### Task to complete
Whenever the word "title" occurs in a line of the material below, that line is counted. Report only the count.

===== Listed records =====

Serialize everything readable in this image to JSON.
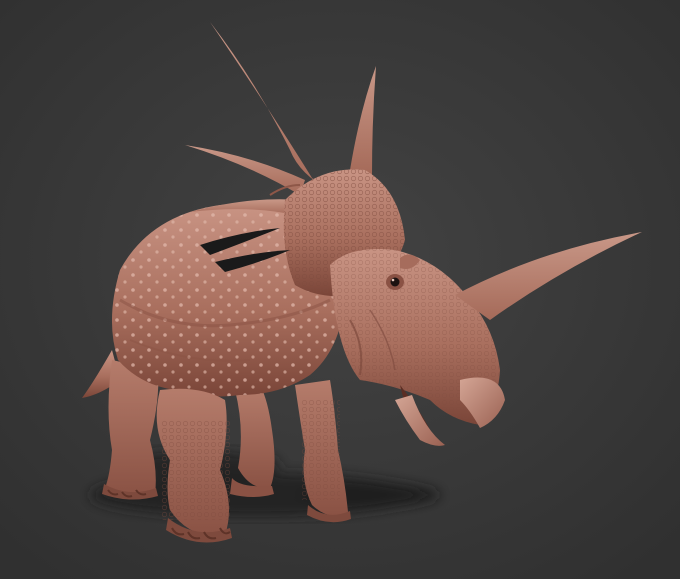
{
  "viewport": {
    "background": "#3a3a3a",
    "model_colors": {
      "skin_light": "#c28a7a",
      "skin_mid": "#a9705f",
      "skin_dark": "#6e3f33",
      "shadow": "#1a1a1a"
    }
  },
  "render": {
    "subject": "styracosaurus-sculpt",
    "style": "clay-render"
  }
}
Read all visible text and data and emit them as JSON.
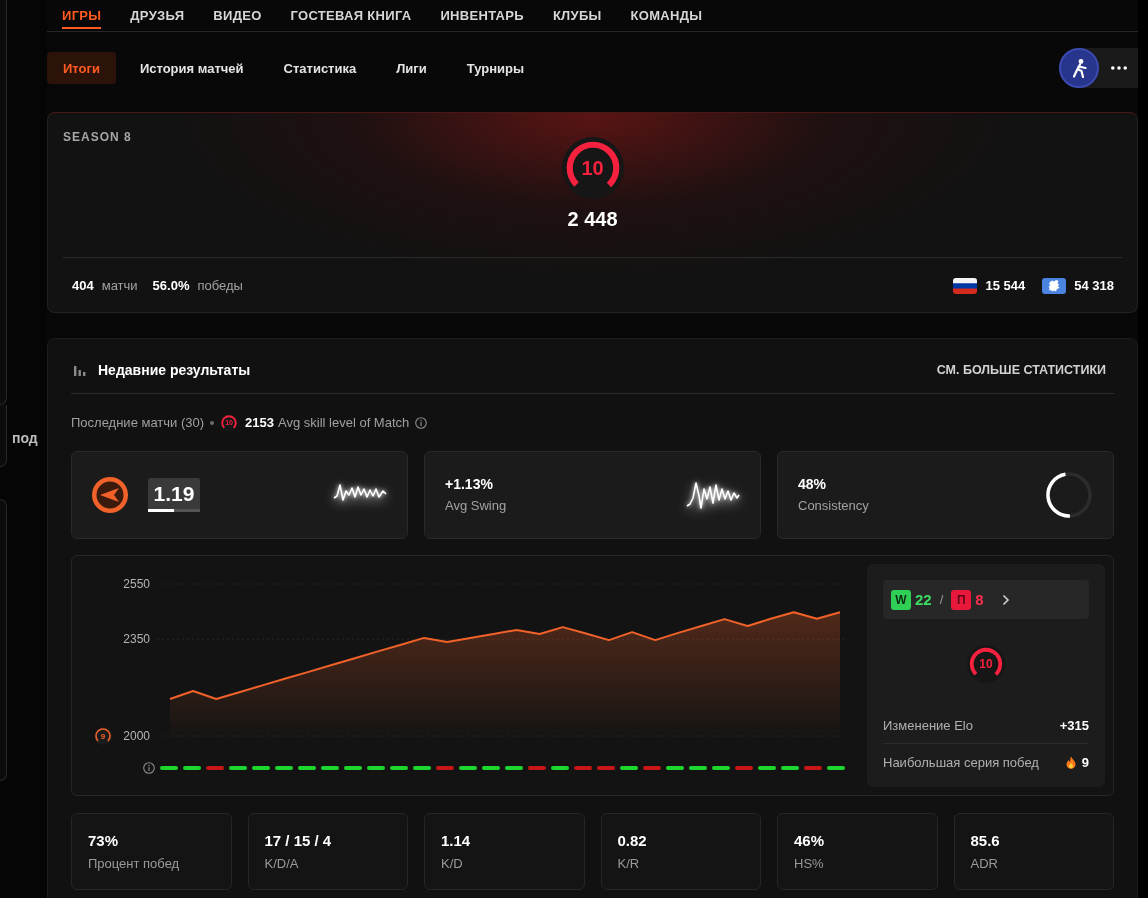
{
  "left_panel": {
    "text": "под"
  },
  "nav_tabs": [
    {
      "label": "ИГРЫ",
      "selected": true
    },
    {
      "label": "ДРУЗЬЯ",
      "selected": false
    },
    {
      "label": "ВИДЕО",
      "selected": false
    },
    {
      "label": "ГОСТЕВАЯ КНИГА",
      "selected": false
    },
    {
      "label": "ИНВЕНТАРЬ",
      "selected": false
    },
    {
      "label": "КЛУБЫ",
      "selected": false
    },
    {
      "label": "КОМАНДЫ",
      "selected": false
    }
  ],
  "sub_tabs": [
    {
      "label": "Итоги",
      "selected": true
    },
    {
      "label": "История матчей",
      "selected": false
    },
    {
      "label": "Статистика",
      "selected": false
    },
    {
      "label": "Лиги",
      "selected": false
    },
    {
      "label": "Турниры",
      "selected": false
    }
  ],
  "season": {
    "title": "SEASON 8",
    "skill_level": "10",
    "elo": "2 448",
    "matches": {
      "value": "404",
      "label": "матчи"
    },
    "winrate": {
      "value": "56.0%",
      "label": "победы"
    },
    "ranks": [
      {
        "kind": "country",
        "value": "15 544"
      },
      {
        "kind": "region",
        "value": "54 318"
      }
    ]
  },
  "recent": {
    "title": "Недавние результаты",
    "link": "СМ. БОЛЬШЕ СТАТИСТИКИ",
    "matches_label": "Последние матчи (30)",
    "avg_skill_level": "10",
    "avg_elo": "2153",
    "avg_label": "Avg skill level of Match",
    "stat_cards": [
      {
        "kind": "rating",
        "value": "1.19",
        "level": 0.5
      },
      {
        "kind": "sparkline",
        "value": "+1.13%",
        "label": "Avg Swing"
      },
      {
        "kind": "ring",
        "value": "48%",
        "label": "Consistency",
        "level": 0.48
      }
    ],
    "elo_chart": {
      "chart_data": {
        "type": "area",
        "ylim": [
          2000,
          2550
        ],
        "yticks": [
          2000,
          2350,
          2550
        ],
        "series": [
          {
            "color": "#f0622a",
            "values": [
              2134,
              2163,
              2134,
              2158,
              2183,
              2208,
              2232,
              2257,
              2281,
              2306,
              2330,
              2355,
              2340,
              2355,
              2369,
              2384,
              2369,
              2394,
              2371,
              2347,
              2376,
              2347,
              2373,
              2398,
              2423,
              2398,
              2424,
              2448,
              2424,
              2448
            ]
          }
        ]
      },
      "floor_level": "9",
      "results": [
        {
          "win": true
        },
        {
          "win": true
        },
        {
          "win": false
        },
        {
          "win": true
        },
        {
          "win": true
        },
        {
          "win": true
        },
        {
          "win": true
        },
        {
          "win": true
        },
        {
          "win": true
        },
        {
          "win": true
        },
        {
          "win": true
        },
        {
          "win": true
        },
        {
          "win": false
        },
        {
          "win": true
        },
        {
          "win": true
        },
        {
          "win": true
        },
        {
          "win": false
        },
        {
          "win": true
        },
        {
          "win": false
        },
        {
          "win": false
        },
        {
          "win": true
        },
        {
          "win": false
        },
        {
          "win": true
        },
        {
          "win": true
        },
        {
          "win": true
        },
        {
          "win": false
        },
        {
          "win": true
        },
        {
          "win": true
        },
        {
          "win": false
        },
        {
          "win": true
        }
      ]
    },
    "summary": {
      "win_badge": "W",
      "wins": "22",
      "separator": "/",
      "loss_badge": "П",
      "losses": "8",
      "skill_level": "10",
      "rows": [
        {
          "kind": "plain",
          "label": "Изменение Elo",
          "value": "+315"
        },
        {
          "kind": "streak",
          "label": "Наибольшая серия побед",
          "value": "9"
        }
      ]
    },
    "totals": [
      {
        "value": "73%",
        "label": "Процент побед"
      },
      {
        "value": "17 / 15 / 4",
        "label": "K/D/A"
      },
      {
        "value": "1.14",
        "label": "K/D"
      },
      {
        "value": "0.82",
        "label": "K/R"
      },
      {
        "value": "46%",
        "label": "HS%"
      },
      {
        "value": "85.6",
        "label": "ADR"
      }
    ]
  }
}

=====

### Solution to the exercise
2